> **WHAT YOU WILL DO**
Copy out each line of the data holding "this".

> **PROVIDED MATERIAL**
● ● ● ● ● ● ●

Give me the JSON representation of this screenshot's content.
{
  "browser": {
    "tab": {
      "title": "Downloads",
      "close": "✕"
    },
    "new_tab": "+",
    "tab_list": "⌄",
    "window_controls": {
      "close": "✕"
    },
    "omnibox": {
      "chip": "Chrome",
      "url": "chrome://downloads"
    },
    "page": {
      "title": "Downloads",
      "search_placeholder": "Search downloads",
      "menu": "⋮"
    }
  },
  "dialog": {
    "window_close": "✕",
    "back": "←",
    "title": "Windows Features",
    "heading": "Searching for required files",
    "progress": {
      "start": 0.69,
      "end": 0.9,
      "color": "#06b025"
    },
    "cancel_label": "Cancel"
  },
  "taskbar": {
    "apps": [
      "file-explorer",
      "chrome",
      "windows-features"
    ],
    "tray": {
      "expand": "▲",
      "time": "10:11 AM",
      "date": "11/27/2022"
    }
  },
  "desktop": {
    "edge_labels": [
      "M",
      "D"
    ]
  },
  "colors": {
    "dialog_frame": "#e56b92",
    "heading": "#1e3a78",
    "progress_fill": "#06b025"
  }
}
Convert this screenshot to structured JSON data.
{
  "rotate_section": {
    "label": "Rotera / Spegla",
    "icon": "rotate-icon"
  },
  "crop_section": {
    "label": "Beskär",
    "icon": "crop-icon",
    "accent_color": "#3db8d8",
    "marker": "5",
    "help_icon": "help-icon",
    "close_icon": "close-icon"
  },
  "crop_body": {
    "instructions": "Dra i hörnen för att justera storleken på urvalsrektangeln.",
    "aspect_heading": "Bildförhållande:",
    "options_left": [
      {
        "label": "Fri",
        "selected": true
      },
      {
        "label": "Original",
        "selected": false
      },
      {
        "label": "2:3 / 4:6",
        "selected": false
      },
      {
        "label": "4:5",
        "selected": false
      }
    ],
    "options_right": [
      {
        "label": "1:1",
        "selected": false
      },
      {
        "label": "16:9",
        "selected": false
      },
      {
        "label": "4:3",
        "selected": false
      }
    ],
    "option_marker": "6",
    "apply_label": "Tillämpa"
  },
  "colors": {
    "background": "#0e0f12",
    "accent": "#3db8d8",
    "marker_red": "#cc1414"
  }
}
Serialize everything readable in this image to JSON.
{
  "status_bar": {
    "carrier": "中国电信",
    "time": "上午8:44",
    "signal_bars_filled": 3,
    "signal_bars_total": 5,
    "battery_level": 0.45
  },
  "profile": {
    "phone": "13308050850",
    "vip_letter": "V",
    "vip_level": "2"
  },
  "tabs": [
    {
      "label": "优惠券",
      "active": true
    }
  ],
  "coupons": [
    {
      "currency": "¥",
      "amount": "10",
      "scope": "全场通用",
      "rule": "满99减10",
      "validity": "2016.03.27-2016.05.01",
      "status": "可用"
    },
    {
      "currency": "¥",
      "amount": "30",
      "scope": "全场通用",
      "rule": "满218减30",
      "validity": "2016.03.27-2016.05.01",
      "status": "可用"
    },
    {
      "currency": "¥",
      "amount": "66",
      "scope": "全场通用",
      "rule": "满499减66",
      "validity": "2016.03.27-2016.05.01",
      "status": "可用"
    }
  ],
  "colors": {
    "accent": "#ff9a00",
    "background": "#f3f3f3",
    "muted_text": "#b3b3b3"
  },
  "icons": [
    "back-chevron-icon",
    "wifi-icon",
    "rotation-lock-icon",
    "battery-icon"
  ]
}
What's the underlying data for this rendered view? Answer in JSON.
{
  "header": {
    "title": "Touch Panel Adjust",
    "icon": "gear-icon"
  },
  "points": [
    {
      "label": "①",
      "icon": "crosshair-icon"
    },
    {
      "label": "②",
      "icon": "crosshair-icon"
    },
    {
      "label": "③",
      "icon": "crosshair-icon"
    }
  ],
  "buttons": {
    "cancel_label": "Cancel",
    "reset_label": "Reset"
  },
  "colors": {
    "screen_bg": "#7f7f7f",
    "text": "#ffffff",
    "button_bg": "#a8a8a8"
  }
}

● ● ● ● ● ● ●

> **THE COMPLETED TASK**
Give me the JSON representation of this screenshot's content.
Convert this screenshot to structured JSON data.
Serialize everything readable in this image to JSON.
What's the underlying data for this rendered view? Answer in JSON.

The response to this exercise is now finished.